* [Items from an interface collection]
* * *
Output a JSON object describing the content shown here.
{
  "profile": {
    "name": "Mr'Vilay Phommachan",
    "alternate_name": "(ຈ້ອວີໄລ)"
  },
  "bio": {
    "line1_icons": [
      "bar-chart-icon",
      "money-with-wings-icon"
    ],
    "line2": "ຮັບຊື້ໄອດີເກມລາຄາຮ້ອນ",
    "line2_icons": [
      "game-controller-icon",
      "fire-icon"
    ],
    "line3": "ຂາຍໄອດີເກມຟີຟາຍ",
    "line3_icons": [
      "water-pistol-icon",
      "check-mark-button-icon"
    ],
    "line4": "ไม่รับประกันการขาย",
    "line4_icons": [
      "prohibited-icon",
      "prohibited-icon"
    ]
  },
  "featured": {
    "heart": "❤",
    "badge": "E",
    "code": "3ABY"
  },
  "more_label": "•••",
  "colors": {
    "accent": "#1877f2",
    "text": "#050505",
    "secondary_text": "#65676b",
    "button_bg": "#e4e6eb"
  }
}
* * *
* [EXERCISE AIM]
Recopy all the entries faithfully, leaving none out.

* [WORKED SOLUTION]
Output a JSON object describing the content shown here.
{
  "profile": {
    "name": "Mr'Vilay Phommachan",
    "alternate_name": "(ຈ້ອວີໄລ)"
  },
  "bio": {
    "line1_icons": [
      "bar-chart-icon",
      "money-with-wings-icon"
    ],
    "line2": "ຮັບຊື້ໄອດີເກມລາຄາຮ້ອນ",
    "line2_icons": [
      "game-controller-icon",
      "fire-icon"
    ],
    "line3": "ຂາຍໄອດີເກມຟີຟາຍ",
    "line3_icons": [
      "water-pistol-icon",
      "check-mark-button-icon"
    ],
    "line4": "ไม่รับประกันการขาย",
    "line4_icons": [
      "prohibited-icon",
      "prohibited-icon"
    ]
  },
  "featured": {
    "heart": "❤",
    "badge": "E",
    "code": "3ABY"
  },
  "more_label": "•••",
  "colors": {
    "accent": "#1877f2",
    "text": "#050505",
    "secondary_text": "#65676b",
    "button_bg": "#e4e6eb"
  }
}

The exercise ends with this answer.